  1. Your CEO is holding you accountable for a situation that isn’t in your hands

A few weeks ago, I wrote about the RACI framework that we implemented to ensure that each department was accountable for surmounting customer challenges that fell under their domain. We’ve embedded that RACI framework into our process for using Gainsight.

You might have noticed in the image of the 8 scorecard categories (copied again below) that a member of our executive team owns each category. For example, our VP of Sales makes sure that our account executives are selling to customers that are ready for Gainsight; our VP of Engineering oversees his team’s efforts to resolve any bugs that may arise.

1 - Risk Management

You’ll see that Customer Success independently owns only 3 of these categories:

  • Company Risk: We can’t fully control what happens at our customers (e.g. a re-org), but we can take actions that mitigate the resultant risk to adoption and the renewal. For example, we can build relationships with any new executive sponsors and recommend necessary adaptations to the company’s implementation of Gainsight.
  • Sentiment Risk: We follow up on NPS ratings and track any other indications of a customer’s “emotional state,” or inclination to renew.
  • Habits Risk: Naturally, we want the customer to adopt the product in a way that (a) helps them derive maximal value and (b) is sticky.

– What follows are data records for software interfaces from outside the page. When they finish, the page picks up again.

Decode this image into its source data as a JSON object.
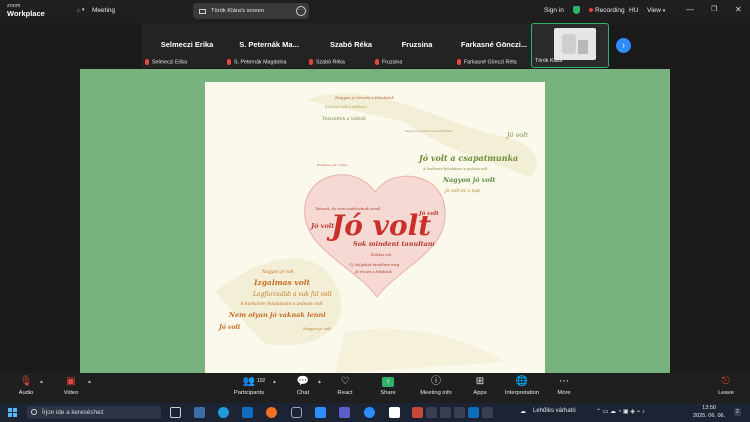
{
  "app": {
    "logo_line1": "zoom",
    "logo_line2": "Workplace",
    "meeting_label": "Meeting",
    "share_pill": "Török Klára's screen",
    "sign_in": "Sign in",
    "recording": "Recording",
    "lang": "HU",
    "view": "View"
  },
  "participants": [
    {
      "name": "Selmeczi Erika",
      "label": "Selmeczi Erika"
    },
    {
      "name": "S. Peternák Ma...",
      "label": "S. Peternák Magdolna"
    },
    {
      "name": "Szabó Réka",
      "label": "Szabó Réka"
    },
    {
      "name": "Fruzsina",
      "label": "Fruzsina"
    },
    {
      "name": "Farkasné Gönczi...",
      "label": "Farkasné Gönczi Réta"
    },
    {
      "name": "",
      "label": "Török Klára"
    }
  ],
  "slide": {
    "main": "Jó volt",
    "phrases": [
      "Nagyon jó érezés a feladatok",
      "Érdekes volt a módszer",
      "Tetszettek a videók",
      "Nagyon jó volt a csoportmunka",
      "Jó volt",
      "Jó volt a csapatmunka",
      "A harkonre feladatoan a pulsuis volt",
      "Nagyon jó volt",
      "Jó volt ez a nap",
      "Érdekes volt a téma",
      "Tetszett, de nem unatkoztunk ennél",
      "Sok mindent tanultam",
      "Jó volt",
      "Jó volt",
      "Nagyon jó volt",
      "Izgalmas volt",
      "Legfurcsább a vak fal volt",
      "A harkonre feladatoan a pulsuis volt",
      "Nem olyan jó vaknak lenni",
      "Jó volt",
      "Nagyon jó volt",
      "Új dolgokat tanultam meg",
      "Jó érezés a feladatok",
      "Érdekes volt"
    ]
  },
  "toolbar": {
    "audio": "Audio",
    "video": "Video",
    "participants": "Participants",
    "participants_count": "102",
    "chat": "Chat",
    "react": "React",
    "share": "Share",
    "meeting_info": "Meeting info",
    "apps": "Apps",
    "interpretation": "Interpretation",
    "more": "More",
    "leave": "Leave"
  },
  "taskbar": {
    "search_placeholder": "Írjon ide a kereséshez",
    "weather": "Lehűlés várható",
    "time": "13:50",
    "date": "2025. 06. 06.",
    "notif_count": "2"
  },
  "colors": {
    "accent_green": "#2fb36a",
    "share_bg": "#78b27e",
    "blue": "#2d8cff",
    "heart_red": "#d63a33"
  }
}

A CTA triggers when the customer isn’t using the product as we would hope.

At our weekly leadership team meeting, each executive discusses the risks in their category and the next steps.

*** Note that our Risk Management process may not be suitable for companies that are Tech Touch only, since they will not be using CTAs. In addition, this process may not be optimal for CSM teams that are very high-touch (e.g. with 5 accounts per CSM) and therefore don’t substantially benefit from using CTAs. But, if you have a classic team with CSMs who are managing a moderate number of accounts, this Risk Management process can be impactful

If you have questions about how to implement your own Risk Management process, feel free to reach out to your CSM or to Allison at We’ll also be publishing more content about this topic in the future.

You can follow Allison’s blog posts on Twitter at @PickensAllison.